▶ _DATASET EXCERPTS_:
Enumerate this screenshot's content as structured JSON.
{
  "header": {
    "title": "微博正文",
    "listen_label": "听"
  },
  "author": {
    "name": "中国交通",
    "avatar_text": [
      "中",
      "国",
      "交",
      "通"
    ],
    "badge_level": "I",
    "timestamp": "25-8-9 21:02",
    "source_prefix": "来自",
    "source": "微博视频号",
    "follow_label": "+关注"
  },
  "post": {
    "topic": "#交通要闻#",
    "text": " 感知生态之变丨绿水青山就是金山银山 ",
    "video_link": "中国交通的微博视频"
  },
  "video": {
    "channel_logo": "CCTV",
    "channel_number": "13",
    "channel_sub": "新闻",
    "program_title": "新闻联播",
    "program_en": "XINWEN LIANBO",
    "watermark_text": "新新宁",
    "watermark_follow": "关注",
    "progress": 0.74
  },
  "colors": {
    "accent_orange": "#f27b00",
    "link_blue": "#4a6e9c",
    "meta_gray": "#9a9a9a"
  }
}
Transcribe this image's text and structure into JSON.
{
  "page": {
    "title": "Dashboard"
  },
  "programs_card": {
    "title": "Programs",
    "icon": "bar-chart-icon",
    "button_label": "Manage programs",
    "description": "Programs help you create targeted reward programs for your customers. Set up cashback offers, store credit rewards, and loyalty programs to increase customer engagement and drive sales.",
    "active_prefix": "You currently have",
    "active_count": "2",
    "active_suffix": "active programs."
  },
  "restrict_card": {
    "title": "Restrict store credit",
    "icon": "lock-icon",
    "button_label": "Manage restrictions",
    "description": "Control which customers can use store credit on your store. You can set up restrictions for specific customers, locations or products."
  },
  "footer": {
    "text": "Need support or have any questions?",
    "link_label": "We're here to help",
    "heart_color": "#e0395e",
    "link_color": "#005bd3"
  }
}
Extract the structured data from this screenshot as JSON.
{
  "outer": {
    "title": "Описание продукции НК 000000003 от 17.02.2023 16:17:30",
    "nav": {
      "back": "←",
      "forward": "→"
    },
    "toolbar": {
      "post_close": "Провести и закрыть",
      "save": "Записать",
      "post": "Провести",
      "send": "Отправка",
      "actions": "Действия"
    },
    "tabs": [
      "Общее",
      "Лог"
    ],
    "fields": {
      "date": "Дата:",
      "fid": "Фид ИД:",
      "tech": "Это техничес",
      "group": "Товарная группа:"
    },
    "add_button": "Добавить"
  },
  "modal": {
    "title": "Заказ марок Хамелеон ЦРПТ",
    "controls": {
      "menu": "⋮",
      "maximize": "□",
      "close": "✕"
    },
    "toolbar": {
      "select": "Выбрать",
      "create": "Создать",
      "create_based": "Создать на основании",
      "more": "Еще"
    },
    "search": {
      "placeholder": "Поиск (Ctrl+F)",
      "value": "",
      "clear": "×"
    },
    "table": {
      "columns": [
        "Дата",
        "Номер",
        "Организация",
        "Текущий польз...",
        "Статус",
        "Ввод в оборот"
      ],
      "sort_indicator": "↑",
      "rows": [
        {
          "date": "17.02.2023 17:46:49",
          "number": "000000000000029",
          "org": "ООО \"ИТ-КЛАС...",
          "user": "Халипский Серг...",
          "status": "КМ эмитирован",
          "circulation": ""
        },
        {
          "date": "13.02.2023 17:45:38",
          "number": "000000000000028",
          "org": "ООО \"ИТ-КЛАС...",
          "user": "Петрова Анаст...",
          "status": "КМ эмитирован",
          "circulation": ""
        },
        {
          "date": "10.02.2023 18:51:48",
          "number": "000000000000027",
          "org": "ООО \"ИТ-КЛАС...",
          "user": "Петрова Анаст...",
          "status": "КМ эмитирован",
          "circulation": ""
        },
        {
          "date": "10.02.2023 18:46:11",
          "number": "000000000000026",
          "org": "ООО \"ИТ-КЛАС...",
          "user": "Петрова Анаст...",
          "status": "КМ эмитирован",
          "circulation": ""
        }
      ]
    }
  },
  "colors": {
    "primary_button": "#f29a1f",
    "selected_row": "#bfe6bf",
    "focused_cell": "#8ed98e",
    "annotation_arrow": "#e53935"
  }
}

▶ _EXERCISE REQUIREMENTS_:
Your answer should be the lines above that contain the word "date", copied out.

▶ _ANSWER_:
      "date": "Дата:",
          "date": "17.02.2023 17:46:49",
          "date": "13.02.2023 17:45:38",
          "date": "10.02.2023 18:51:48",
          "date": "10.02.2023 18:46:11",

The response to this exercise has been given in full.